Part of the mitochondrial (mt) 16S ribosomal (r) RNA gene was amplified by PCR from 582 ticks collected from southern Canada, ... There is considerable genetic variation in the mt 16S rRNA gene of I. scapularis. There is some evidence to support the ... Genetic variation in the mitochondrial 16S ribosomal RNA gene of Ixodes scapularis (Acari: Ixodidae). *Chantel N Krakowetz1. , ... Krakowetz, C.N., Lindsay, L.R. & Chilton, N.B. Genetic variation in the mitochondrial 16S ribosomal RNA gene of Ixodes ...
  • Binding is dependent on the presence of a highly conserved purine-rich internal loop in the RNA, whereas removal of the loop minimally affects binding of the classical intercalators ethidium bromide and methidiumpropyl-EDTA·Fe (MPE·Fe). (elsevier.com)
  • [ 20 ] [ 21 ] Coa chegada a moitos laboratorios de técnicas de secuenciación de terceira xeración , é posible a identificación simultánea de miles de secuencias de ARNr 16S en cuestión de horas, o que permite facer estudos metaxenómicos , como por exemplo da flora intestinal . (wikipedia.org)

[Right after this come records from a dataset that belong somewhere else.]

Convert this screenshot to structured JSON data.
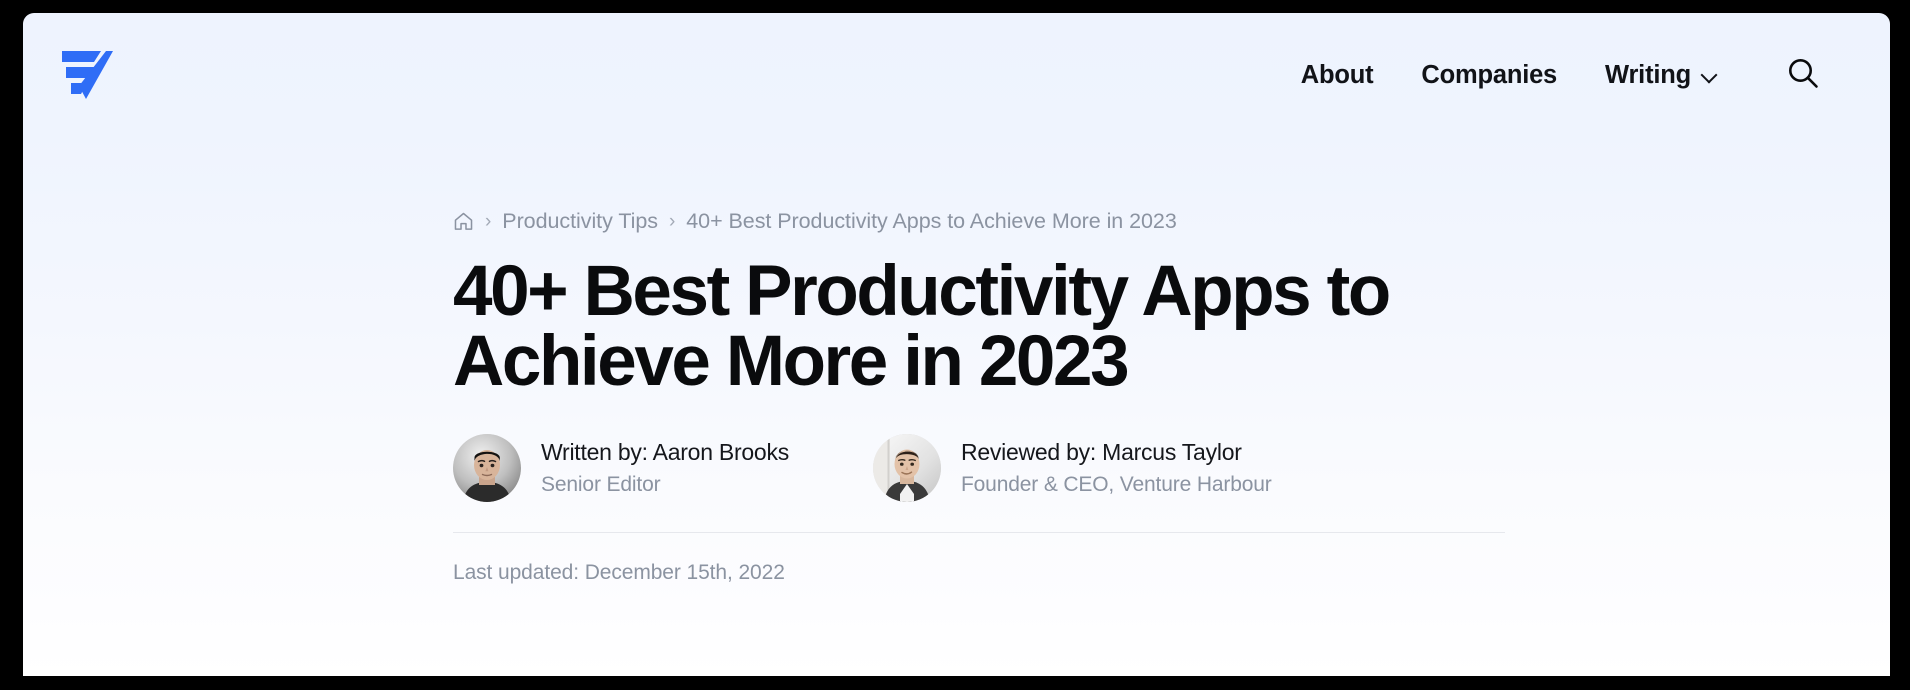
{
  "theme": {
    "brand_color": "#2f6df6",
    "bg_top": "#eef3fe",
    "bg_bottom": "#ffffff",
    "text_primary": "#0a0b0d",
    "text_muted": "#8b93a1",
    "divider": "#e6e8ed",
    "frame": "#000000"
  },
  "header": {
    "logo_name": "venture-harbour-logo",
    "nav": [
      {
        "label": "About",
        "has_dropdown": false
      },
      {
        "label": "Companies",
        "has_dropdown": false
      },
      {
        "label": "Writing",
        "has_dropdown": true
      }
    ],
    "search_icon": "search-icon"
  },
  "breadcrumb": {
    "home_icon": "home-icon",
    "separator": "›",
    "items": [
      {
        "label": "Productivity Tips",
        "is_current": false
      },
      {
        "label": "40+ Best Productivity Apps to Achieve More in 2023",
        "is_current": true
      }
    ]
  },
  "article": {
    "title": "40+ Best Productivity Apps to Achieve More in 2023",
    "bylines": [
      {
        "avatar_name": "author-avatar",
        "name": "Written by: Aaron Brooks",
        "role": "Senior Editor"
      },
      {
        "avatar_name": "reviewer-avatar",
        "name": "Reviewed by: Marcus Taylor",
        "role": "Founder & CEO, Venture Harbour"
      }
    ],
    "last_updated": "Last updated: December 15th, 2022"
  }
}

  • Conjunctival samples were tested for the presence of C. trachomatis DNA using a quantitative real-time polymerase chain reaction (PCR) assay for the omp1 gene and for the expression of C. trachomatis 16S rRNA using a 1-step, real-time reverse-transcriptase PCR assay. (lshtm.ac.uk)